NEW YORK -- Spotting music celebrities in New York City, especially on a night when CMJ and the MTV Music Video Awards coincide, is like shooting fish in a barrel.
Still, sometimes, you've just got to be in the right place at the right time.
While fans, news reporters, and, dare I say the word, paparazzi swarmed around Radio City Music Hall uptown Thursday night, down at SoHo's Knitting Factory music nerds and industry hipsters alike buzzed over the presence of Mr. Power Pop himself, Bob Mould.
The legendary solo artist and ex-Husker Du and ex-Sugar frontman entered as
fellow Minnesotans Polara finished their set. At first, band members appeared
to be smiling at singer/guitarist Ed Ackerson's child-like enthusiasm over his
array of effects pedals. But maybe they, along with everyone else, were
pleased to see Mould bring the room to life. After all, Polara's hazy rock
can induce daydream-like states with just a few chords. As Ackerson puts it
in "Sort It Out": "I don't want to wake until it's dark."
As Chicago's Verbow set up their equipment on stage, Mould, who produced
their debut album, Chronicles, turned all conversation back to his
proteges. "If you liked that one (referring to one of his records that an
admirer was gushing about)," he said calmly, "I think you'll like Verbow. "
Verbow made good on Mould's recommendation. Gritty vocals and emotionally
delicate lyrics, delivered by singer/guitarist Jason Narducys, poised
themselves against rich and potentially explosive pop. The distorted and
nimble bow work of cellist Allison Chesley, who wore a Meat Puppets T-shirt,
served as the variable that made Verbow unique and memorable.
As raw, romantic poets, you can understand what Mould saw in Verbow that made him want to lend his hand in the studio. As accomplished performers, it's clear why he came to see them live.
Contrary to what you'd expect, the room got more crowded toward the twilight
hours. Due to a late start, Portland, Ore.'s psychedelic sass squad The Dandy
Warhols didn't play until after 2 a.m. Their performance kept up the pace and
then some, alternating older, extended shoegazer jams (i.e., "Minnesota,"
with its swooning lyrics and sonic guitar washes) and incredibly bouncy,
syncopated boppers (i.e., the wry monotony of "I Love You").
Everyone in the band, including drummer/back-up singer Eric Hedford, contributed in their own way to the charismatic presence that kept the audience rapt for well over an hour. Even the Warhols themselves were impressed.

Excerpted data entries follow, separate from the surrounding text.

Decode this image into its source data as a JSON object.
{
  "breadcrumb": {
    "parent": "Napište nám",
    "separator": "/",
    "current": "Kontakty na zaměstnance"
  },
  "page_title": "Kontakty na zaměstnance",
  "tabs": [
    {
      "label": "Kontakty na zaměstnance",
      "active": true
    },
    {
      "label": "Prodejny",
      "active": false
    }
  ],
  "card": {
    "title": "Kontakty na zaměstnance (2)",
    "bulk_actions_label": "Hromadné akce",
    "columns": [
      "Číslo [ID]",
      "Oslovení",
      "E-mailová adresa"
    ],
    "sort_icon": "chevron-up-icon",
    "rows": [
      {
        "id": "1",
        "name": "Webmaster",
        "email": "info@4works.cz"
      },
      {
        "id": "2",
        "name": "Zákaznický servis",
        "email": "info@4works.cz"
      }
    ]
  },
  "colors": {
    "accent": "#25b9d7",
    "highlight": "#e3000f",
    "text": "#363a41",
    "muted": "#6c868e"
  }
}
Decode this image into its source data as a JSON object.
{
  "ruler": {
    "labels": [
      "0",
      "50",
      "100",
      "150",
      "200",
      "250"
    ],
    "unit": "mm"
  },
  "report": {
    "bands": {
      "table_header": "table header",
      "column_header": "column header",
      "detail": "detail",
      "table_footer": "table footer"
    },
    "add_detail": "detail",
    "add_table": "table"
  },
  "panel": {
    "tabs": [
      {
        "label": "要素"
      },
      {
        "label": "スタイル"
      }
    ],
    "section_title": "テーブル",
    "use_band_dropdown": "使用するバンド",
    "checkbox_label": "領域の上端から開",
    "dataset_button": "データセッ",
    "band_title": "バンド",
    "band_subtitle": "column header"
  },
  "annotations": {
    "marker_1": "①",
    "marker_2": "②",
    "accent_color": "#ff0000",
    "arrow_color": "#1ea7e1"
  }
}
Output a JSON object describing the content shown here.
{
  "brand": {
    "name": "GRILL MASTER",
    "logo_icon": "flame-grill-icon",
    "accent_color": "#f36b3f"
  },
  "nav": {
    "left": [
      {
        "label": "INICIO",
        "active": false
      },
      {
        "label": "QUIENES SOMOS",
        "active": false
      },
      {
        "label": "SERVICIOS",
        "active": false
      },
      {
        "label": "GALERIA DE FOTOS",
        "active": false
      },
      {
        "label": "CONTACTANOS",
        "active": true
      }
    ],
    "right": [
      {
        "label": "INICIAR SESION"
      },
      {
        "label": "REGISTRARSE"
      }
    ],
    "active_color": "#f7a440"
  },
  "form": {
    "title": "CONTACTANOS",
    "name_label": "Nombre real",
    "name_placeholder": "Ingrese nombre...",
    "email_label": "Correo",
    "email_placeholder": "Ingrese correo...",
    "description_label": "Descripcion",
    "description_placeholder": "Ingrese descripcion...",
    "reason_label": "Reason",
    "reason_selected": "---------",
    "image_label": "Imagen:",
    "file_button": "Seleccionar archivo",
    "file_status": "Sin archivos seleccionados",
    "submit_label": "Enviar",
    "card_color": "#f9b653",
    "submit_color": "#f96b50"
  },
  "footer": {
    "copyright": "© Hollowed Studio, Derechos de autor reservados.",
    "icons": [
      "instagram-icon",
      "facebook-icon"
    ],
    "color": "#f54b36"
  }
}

Singer Courtney Taylor quipped, "We told Capitol (who released their latest album, ...Come Down) that we'd never put on a good show at an industry event."
Never say never. [Sat., Sept. 6, 1997, 9 a.m. PST]